───── Extracted entries ─────

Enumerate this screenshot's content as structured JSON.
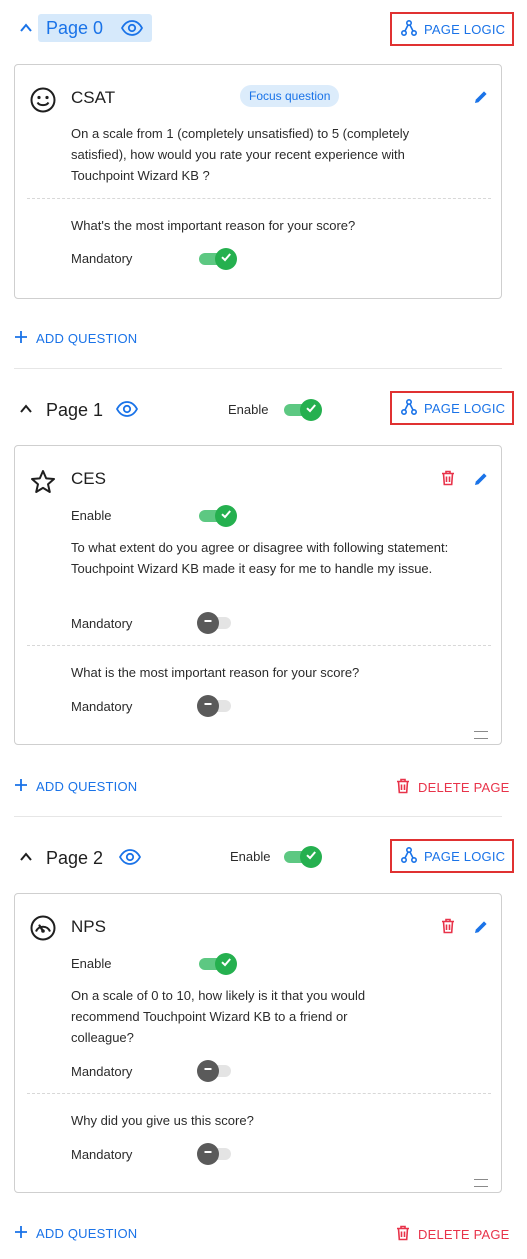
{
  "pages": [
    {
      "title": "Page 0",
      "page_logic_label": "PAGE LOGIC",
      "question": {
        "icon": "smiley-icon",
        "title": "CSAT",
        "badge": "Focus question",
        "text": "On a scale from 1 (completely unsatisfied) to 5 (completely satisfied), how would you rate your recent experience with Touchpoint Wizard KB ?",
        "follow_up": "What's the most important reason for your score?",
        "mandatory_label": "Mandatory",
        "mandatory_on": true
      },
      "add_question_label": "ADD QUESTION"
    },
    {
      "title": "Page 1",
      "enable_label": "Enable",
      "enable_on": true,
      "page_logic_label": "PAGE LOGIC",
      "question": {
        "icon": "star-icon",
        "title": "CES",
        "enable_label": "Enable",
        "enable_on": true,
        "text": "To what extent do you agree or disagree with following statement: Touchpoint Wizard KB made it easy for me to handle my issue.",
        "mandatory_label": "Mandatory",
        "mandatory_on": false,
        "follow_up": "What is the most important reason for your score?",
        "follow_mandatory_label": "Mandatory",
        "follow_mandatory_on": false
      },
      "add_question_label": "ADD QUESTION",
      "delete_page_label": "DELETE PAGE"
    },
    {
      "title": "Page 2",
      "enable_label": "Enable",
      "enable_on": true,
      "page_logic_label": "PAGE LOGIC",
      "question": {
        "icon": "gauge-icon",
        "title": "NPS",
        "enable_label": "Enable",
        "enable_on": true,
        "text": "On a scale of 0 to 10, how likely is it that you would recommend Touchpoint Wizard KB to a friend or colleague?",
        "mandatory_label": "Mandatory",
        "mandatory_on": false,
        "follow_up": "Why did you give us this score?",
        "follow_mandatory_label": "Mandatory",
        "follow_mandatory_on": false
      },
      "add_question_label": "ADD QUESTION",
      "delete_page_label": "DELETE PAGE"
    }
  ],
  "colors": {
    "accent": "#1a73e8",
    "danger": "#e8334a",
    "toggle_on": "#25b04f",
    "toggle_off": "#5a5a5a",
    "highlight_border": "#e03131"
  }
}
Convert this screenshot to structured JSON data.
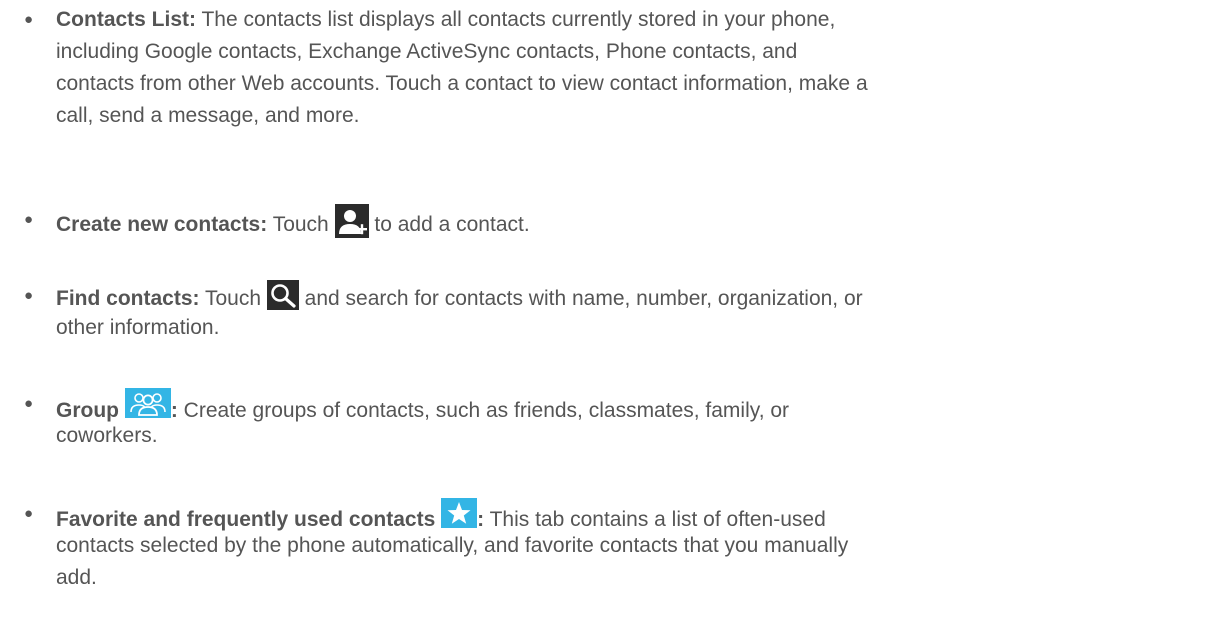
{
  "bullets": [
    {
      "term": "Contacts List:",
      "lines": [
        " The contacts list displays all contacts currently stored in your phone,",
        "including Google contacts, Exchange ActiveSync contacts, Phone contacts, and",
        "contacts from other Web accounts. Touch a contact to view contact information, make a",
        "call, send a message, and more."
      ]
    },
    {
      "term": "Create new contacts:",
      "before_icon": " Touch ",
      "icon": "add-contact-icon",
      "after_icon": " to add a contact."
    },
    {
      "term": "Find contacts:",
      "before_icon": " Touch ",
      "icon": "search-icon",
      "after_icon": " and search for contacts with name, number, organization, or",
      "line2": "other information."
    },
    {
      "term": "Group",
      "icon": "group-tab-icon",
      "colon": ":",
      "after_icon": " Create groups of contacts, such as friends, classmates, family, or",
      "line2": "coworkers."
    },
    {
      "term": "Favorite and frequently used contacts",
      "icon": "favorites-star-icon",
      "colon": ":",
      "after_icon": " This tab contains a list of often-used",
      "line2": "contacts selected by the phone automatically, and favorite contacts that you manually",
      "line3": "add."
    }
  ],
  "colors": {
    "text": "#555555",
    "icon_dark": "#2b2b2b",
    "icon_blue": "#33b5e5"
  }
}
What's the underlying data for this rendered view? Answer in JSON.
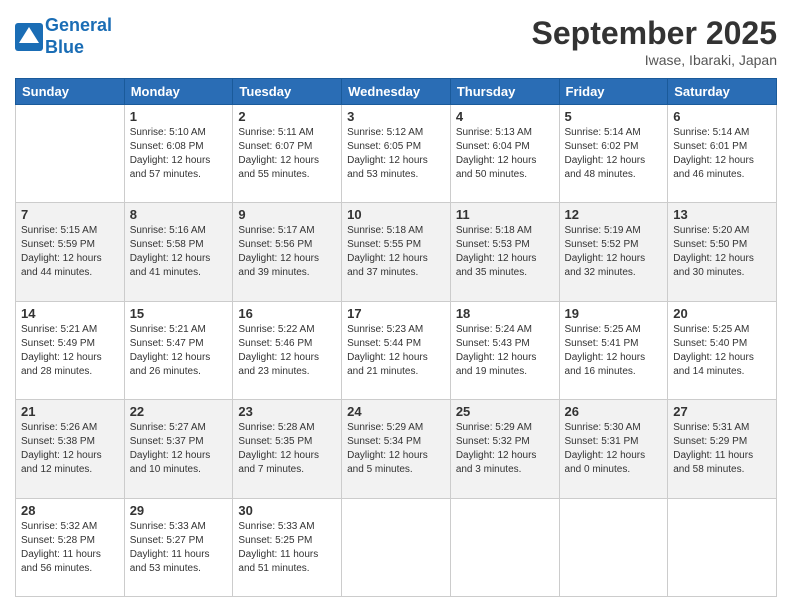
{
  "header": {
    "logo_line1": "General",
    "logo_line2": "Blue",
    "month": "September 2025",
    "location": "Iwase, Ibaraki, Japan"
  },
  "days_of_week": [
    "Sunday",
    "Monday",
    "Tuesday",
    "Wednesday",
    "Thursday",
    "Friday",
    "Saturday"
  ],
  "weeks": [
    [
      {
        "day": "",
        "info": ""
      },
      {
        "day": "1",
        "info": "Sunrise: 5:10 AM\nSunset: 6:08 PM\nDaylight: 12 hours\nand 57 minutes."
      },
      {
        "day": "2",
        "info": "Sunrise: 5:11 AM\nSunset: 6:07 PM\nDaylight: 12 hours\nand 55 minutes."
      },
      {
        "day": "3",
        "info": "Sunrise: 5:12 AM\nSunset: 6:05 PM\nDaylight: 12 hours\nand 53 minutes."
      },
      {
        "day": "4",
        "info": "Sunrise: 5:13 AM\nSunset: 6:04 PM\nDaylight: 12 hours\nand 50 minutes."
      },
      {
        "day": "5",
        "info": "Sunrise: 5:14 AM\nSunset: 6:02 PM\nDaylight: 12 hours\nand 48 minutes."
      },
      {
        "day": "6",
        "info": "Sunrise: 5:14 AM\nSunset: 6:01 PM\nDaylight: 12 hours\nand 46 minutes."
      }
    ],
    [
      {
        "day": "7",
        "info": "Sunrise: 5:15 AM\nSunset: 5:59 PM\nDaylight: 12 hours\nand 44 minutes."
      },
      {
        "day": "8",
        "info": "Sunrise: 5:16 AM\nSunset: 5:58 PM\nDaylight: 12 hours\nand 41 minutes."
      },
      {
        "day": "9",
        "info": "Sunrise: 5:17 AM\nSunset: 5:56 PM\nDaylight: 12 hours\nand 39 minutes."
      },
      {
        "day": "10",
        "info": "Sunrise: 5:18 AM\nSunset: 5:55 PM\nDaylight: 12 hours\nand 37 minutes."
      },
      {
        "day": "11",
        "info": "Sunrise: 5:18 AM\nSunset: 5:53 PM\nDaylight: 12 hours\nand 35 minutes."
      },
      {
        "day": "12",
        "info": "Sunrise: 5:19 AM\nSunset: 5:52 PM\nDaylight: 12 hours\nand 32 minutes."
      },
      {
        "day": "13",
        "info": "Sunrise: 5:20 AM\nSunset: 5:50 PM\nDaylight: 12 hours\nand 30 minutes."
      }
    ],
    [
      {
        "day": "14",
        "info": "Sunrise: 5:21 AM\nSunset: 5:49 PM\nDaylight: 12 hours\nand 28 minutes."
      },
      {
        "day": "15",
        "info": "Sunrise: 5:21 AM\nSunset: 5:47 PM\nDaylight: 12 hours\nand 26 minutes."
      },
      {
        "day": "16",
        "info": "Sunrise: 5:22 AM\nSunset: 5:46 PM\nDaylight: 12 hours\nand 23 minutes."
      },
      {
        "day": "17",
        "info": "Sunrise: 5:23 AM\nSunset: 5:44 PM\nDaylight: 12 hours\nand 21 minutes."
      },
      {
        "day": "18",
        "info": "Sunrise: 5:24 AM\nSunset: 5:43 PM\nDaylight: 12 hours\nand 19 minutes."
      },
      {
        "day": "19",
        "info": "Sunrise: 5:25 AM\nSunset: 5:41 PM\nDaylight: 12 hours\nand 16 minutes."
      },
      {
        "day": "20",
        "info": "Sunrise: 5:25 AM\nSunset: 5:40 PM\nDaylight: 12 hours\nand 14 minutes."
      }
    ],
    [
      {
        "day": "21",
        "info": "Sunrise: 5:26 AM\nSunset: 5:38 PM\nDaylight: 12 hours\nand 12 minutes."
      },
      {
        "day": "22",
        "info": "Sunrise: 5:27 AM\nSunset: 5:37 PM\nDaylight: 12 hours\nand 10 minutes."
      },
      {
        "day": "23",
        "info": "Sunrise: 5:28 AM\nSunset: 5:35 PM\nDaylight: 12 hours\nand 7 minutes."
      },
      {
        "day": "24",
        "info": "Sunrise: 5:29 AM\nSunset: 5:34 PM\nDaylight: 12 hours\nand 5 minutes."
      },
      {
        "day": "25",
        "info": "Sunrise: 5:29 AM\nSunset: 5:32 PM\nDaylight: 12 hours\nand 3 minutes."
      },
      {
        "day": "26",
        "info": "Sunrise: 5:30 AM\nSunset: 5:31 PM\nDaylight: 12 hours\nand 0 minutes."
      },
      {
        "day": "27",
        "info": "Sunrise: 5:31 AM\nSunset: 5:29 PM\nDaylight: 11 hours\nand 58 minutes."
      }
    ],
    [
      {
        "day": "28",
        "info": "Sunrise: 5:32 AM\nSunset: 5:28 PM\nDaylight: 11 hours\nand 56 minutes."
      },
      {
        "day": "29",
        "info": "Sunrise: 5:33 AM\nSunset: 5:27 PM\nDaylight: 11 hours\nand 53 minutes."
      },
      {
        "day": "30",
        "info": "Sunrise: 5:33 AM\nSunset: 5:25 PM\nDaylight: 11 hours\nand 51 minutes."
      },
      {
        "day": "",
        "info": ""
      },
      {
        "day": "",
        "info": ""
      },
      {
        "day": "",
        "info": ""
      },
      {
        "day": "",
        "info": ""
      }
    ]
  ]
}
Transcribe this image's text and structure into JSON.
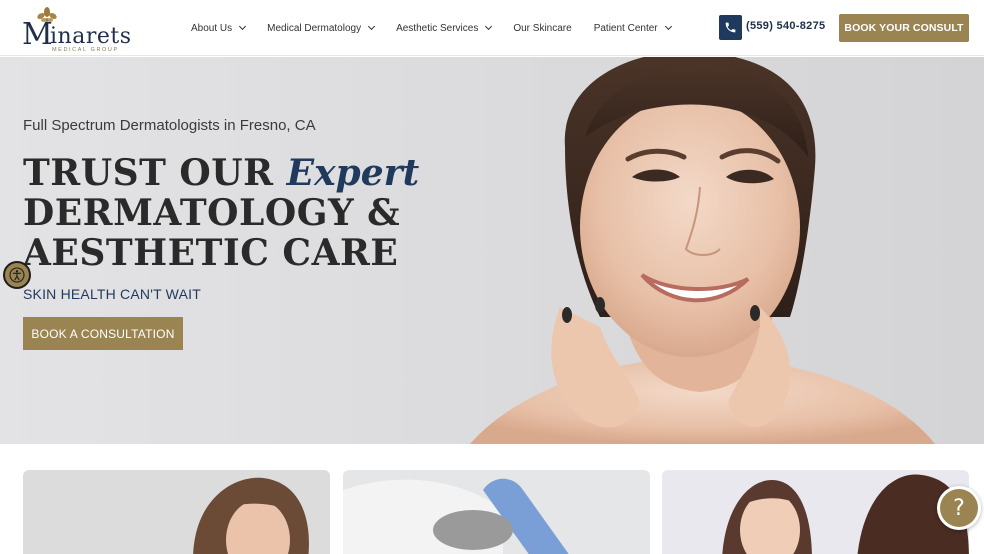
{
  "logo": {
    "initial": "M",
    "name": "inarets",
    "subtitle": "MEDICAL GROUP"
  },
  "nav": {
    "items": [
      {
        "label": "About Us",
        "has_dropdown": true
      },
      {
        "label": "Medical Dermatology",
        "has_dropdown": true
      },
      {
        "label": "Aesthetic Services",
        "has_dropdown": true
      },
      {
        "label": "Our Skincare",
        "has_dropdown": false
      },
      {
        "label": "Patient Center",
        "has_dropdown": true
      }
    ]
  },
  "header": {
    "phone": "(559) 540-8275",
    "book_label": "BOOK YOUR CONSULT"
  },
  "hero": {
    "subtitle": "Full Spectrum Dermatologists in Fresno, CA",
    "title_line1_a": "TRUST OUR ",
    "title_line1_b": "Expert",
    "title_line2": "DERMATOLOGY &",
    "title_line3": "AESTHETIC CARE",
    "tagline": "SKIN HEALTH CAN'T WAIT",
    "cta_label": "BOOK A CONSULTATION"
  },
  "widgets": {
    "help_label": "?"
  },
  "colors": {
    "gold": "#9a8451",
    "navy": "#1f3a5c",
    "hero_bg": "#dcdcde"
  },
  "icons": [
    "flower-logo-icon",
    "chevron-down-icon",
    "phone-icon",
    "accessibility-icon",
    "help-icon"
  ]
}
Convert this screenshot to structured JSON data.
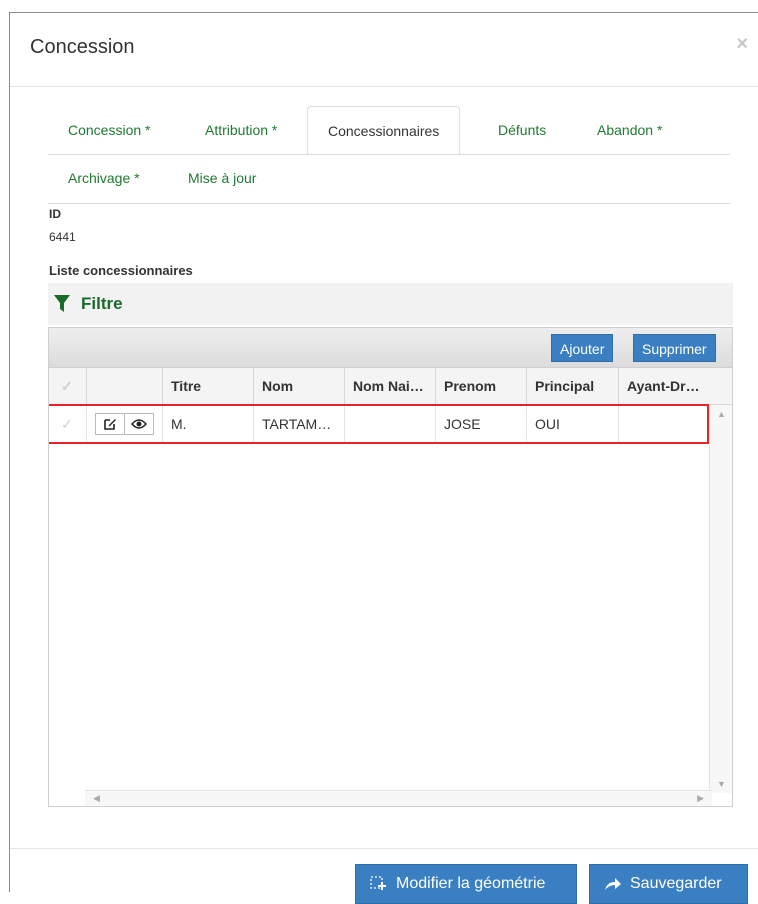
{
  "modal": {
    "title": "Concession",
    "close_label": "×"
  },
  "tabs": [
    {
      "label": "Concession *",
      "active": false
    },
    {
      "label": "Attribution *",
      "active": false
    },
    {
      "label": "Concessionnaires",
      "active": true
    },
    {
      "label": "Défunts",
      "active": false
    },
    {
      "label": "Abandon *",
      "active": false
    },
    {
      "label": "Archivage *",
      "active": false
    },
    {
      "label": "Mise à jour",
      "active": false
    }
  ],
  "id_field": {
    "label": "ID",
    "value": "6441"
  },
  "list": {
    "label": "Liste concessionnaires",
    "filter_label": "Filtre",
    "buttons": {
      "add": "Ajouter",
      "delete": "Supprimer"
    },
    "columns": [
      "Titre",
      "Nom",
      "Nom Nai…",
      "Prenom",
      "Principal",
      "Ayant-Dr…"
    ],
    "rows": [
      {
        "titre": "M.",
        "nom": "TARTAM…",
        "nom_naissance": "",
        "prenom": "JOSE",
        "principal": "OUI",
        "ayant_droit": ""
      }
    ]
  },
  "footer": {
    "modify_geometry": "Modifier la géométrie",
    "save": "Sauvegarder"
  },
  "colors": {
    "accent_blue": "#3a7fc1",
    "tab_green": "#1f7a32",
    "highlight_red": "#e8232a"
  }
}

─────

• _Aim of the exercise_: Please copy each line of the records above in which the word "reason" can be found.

• _Reply to the task_:
        "follow_up": "What's the most important reason for your score?",
        "follow_up": "What is the most important reason for your score?",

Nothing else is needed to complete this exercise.